Start of Source material

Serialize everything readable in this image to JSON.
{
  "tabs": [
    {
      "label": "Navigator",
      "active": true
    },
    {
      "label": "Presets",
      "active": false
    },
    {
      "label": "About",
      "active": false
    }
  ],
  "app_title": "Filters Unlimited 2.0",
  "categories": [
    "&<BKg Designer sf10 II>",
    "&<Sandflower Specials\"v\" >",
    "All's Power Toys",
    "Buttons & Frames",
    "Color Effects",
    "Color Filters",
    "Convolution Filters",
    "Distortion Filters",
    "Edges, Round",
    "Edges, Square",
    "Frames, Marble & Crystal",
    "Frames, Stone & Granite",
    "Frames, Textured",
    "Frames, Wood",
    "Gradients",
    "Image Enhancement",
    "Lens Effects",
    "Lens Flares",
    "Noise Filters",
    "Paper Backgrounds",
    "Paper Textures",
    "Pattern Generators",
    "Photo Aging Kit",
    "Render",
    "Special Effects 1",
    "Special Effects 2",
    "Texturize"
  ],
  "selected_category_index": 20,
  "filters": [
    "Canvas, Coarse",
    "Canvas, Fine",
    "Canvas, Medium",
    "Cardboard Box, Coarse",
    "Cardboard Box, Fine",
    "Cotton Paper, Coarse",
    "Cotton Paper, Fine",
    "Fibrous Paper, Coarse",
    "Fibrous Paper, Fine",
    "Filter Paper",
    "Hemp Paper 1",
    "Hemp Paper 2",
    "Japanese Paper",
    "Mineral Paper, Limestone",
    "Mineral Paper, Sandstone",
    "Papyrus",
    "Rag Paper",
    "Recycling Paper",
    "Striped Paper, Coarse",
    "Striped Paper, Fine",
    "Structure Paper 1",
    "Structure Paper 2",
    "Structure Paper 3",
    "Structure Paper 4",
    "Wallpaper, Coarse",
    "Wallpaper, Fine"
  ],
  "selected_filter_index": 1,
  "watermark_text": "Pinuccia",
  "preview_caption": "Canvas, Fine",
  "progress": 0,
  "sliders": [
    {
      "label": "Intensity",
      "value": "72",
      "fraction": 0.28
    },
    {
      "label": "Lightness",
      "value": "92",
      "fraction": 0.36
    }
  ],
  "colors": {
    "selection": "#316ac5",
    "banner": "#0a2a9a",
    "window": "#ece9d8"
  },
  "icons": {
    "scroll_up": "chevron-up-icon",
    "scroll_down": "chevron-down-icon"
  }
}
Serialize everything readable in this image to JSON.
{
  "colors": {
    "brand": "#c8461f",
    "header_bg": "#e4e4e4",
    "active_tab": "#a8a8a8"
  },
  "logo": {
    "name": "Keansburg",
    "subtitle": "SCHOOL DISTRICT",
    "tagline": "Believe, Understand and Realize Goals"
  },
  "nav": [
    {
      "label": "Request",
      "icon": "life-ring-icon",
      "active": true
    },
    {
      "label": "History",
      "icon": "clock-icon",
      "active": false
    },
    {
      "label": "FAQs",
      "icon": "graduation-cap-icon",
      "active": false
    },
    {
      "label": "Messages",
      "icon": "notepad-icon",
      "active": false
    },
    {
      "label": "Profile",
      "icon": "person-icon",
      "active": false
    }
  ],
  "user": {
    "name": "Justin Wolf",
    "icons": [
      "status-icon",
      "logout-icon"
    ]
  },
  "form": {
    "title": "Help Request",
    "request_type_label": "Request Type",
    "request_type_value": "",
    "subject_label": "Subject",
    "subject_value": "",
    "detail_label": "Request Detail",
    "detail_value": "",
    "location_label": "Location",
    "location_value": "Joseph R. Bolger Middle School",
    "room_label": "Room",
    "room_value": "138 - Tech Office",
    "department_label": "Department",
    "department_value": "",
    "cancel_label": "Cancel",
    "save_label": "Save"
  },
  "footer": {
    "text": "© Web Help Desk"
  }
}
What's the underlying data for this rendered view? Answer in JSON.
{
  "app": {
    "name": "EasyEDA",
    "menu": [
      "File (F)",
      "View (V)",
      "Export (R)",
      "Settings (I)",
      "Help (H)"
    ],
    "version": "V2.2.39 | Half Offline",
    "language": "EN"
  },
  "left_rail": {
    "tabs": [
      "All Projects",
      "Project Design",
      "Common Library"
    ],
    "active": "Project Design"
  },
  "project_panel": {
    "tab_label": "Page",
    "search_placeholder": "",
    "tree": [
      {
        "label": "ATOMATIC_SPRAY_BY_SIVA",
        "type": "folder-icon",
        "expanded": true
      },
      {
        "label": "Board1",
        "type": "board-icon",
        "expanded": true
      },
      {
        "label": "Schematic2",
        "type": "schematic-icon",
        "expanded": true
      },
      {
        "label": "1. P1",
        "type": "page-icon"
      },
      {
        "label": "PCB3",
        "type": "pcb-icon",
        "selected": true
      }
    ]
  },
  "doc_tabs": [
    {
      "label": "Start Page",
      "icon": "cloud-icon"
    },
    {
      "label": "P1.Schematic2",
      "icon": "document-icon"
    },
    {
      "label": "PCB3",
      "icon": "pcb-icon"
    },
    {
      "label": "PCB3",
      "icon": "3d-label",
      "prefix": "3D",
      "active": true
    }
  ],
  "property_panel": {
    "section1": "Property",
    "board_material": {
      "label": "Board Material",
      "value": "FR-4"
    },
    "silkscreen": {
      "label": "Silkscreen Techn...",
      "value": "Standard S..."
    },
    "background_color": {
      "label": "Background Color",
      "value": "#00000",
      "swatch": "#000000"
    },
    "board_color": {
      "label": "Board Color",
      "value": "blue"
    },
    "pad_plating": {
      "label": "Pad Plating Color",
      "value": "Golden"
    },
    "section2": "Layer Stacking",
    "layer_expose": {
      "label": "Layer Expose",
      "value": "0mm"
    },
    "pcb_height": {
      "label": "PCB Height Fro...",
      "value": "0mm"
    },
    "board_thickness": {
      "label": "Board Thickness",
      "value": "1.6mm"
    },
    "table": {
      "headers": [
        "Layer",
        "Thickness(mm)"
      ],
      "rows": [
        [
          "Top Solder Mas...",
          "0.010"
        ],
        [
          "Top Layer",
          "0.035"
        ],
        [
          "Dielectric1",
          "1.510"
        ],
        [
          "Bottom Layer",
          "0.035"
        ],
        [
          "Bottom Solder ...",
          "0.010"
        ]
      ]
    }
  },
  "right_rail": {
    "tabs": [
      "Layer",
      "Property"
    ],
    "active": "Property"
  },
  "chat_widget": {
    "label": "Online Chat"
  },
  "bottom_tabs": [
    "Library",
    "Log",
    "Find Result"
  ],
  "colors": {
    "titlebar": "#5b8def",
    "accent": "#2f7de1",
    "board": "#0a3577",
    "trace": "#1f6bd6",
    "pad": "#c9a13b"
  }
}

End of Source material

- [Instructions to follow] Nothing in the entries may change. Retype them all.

- [Answer to this task]
Serialize everything readable in this image to JSON.
{
  "tabs": [
    {
      "label": "Navigator",
      "active": true
    },
    {
      "label": "Presets",
      "active": false
    },
    {
      "label": "About",
      "active": false
    }
  ],
  "app_title": "Filters Unlimited 2.0",
  "categories": [
    "&<BKg Designer sf10 II>",
    "&<Sandflower Specials\"v\" >",
    "All's Power Toys",
    "Buttons & Frames",
    "Color Effects",
    "Color Filters",
    "Convolution Filters",
    "Distortion Filters",
    "Edges, Round",
    "Edges, Square",
    "Frames, Marble & Crystal",
    "Frames, Stone & Granite",
    "Frames, Textured",
    "Frames, Wood",
    "Gradients",
    "Image Enhancement",
    "Lens Effects",
    "Lens Flares",
    "Noise Filters",
    "Paper Backgrounds",
    "Paper Textures",
    "Pattern Generators",
    "Photo Aging Kit",
    "Render",
    "Special Effects 1",
    "Special Effects 2",
    "Texturize"
  ],
  "selected_category_index": 20,
  "filters": [
    "Canvas, Coarse",
    "Canvas, Fine",
    "Canvas, Medium",
    "Cardboard Box, Coarse",
    "Cardboard Box, Fine",
    "Cotton Paper, Coarse",
    "Cotton Paper, Fine",
    "Fibrous Paper, Coarse",
    "Fibrous Paper, Fine",
    "Filter Paper",
    "Hemp Paper 1",
    "Hemp Paper 2",
    "Japanese Paper",
    "Mineral Paper, Limestone",
    "Mineral Paper, Sandstone",
    "Papyrus",
    "Rag Paper",
    "Recycling Paper",
    "Striped Paper, Coarse",
    "Striped Paper, Fine",
    "Structure Paper 1",
    "Structure Paper 2",
    "Structure Paper 3",
    "Structure Paper 4",
    "Wallpaper, Coarse",
    "Wallpaper, Fine"
  ],
  "selected_filter_index": 1,
  "watermark_text": "Pinuccia",
  "preview_caption": "Canvas, Fine",
  "progress": 0,
  "sliders": [
    {
      "label": "Intensity",
      "value": "72",
      "fraction": 0.28
    },
    {
      "label": "Lightness",
      "value": "92",
      "fraction": 0.36
    }
  ],
  "colors": {
    "selection": "#316ac5",
    "banner": "#0a2a9a",
    "window": "#ece9d8"
  },
  "icons": {
    "scroll_up": "chevron-up-icon",
    "scroll_down": "chevron-down-icon"
  }
}
Serialize everything readable in this image to JSON.
{
  "colors": {
    "brand": "#c8461f",
    "header_bg": "#e4e4e4",
    "active_tab": "#a8a8a8"
  },
  "logo": {
    "name": "Keansburg",
    "subtitle": "SCHOOL DISTRICT",
    "tagline": "Believe, Understand and Realize Goals"
  },
  "nav": [
    {
      "label": "Request",
      "icon": "life-ring-icon",
      "active": true
    },
    {
      "label": "History",
      "icon": "clock-icon",
      "active": false
    },
    {
      "label": "FAQs",
      "icon": "graduation-cap-icon",
      "active": false
    },
    {
      "label": "Messages",
      "icon": "notepad-icon",
      "active": false
    },
    {
      "label": "Profile",
      "icon": "person-icon",
      "active": false
    }
  ],
  "user": {
    "name": "Justin Wolf",
    "icons": [
      "status-icon",
      "logout-icon"
    ]
  },
  "form": {
    "title": "Help Request",
    "request_type_label": "Request Type",
    "request_type_value": "",
    "subject_label": "Subject",
    "subject_value": "",
    "detail_label": "Request Detail",
    "detail_value": "",
    "location_label": "Location",
    "location_value": "Joseph R. Bolger Middle School",
    "room_label": "Room",
    "room_value": "138 - Tech Office",
    "department_label": "Department",
    "department_value": "",
    "cancel_label": "Cancel",
    "save_label": "Save"
  },
  "footer": {
    "text": "© Web Help Desk"
  }
}
What's the underlying data for this rendered view? Answer in JSON.
{
  "app": {
    "name": "EasyEDA",
    "menu": [
      "File (F)",
      "View (V)",
      "Export (R)",
      "Settings (I)",
      "Help (H)"
    ],
    "version": "V2.2.39 | Half Offline",
    "language": "EN"
  },
  "left_rail": {
    "tabs": [
      "All Projects",
      "Project Design",
      "Common Library"
    ],
    "active": "Project Design"
  },
  "project_panel": {
    "tab_label": "Page",
    "search_placeholder": "",
    "tree": [
      {
        "label": "ATOMATIC_SPRAY_BY_SIVA",
        "type": "folder-icon",
        "expanded": true
      },
      {
        "label": "Board1",
        "type": "board-icon",
        "expanded": true
      },
      {
        "label": "Schematic2",
        "type": "schematic-icon",
        "expanded": true
      },
      {
        "label": "1. P1",
        "type": "page-icon"
      },
      {
        "label": "PCB3",
        "type": "pcb-icon",
        "selected": true
      }
    ]
  },
  "doc_tabs": [
    {
      "label": "Start Page",
      "icon": "cloud-icon"
    },
    {
      "label": "P1.Schematic2",
      "icon": "document-icon"
    },
    {
      "label": "PCB3",
      "icon": "pcb-icon"
    },
    {
      "label": "PCB3",
      "icon": "3d-label",
      "prefix": "3D",
      "active": true
    }
  ],
  "property_panel": {
    "section1": "Property",
    "board_material": {
      "label": "Board Material",
      "value": "FR-4"
    },
    "silkscreen": {
      "label": "Silkscreen Techn...",
      "value": "Standard S..."
    },
    "background_color": {
      "label": "Background Color",
      "value": "#00000",
      "swatch": "#000000"
    },
    "board_color": {
      "label": "Board Color",
      "value": "blue"
    },
    "pad_plating": {
      "label": "Pad Plating Color",
      "value": "Golden"
    },
    "section2": "Layer Stacking",
    "layer_expose": {
      "label": "Layer Expose",
      "value": "0mm"
    },
    "pcb_height": {
      "label": "PCB Height Fro...",
      "value": "0mm"
    },
    "board_thickness": {
      "label": "Board Thickness",
      "value": "1.6mm"
    },
    "table": {
      "headers": [
        "Layer",
        "Thickness(mm)"
      ],
      "rows": [
        [
          "Top Solder Mas...",
          "0.010"
        ],
        [
          "Top Layer",
          "0.035"
        ],
        [
          "Dielectric1",
          "1.510"
        ],
        [
          "Bottom Layer",
          "0.035"
        ],
        [
          "Bottom Solder ...",
          "0.010"
        ]
      ]
    }
  },
  "right_rail": {
    "tabs": [
      "Layer",
      "Property"
    ],
    "active": "Property"
  },
  "chat_widget": {
    "label": "Online Chat"
  },
  "bottom_tabs": [
    "Library",
    "Log",
    "Find Result"
  ],
  "colors": {
    "titlebar": "#5b8def",
    "accent": "#2f7de1",
    "board": "#0a3577",
    "trace": "#1f6bd6",
    "pad": "#c9a13b"
  }
}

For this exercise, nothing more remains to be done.